• Problem to solve: Search the records for "cables". Report every line where it occurs.

• Task data:

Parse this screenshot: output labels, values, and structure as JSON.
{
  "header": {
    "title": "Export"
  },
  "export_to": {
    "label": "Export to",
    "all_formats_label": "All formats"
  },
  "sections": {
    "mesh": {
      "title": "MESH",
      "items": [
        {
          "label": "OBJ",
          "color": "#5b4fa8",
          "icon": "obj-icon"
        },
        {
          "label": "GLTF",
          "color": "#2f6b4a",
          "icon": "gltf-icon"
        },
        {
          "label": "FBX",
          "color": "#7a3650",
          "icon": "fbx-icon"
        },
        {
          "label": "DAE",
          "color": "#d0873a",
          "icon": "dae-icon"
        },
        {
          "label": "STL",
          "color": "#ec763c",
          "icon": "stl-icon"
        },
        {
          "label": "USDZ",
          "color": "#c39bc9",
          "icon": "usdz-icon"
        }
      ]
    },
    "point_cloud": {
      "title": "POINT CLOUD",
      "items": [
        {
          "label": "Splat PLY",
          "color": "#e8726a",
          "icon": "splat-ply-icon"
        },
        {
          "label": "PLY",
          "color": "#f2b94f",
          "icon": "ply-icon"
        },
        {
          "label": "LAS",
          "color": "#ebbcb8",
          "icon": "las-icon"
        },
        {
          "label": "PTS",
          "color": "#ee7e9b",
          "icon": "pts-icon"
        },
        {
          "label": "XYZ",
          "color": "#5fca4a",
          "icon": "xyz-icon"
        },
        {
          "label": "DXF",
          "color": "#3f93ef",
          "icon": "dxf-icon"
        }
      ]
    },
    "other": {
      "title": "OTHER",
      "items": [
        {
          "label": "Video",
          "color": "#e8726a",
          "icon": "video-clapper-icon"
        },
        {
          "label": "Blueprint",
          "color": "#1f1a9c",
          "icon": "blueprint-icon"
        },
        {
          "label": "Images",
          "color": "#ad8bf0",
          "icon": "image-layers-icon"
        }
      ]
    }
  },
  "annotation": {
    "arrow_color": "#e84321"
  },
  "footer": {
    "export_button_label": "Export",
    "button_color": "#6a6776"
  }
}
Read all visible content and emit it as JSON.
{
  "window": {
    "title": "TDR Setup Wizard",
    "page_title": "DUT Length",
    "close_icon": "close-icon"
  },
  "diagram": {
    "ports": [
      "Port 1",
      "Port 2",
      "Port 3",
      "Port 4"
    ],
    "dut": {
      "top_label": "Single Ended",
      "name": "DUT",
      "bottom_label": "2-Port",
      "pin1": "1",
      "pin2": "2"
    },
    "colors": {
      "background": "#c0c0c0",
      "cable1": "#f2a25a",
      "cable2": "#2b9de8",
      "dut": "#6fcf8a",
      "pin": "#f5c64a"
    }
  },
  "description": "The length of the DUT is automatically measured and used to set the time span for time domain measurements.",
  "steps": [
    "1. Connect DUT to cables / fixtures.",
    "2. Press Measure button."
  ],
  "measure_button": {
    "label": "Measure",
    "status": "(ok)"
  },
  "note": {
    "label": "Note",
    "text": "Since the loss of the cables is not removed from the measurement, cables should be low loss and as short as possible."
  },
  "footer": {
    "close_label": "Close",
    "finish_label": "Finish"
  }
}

• Exercise answer:
    "1. Connect DUT to cables / fixtures.",
    "text": "Since the loss of the cables is not removed from the measurement, cables should be low loss and as short as possible."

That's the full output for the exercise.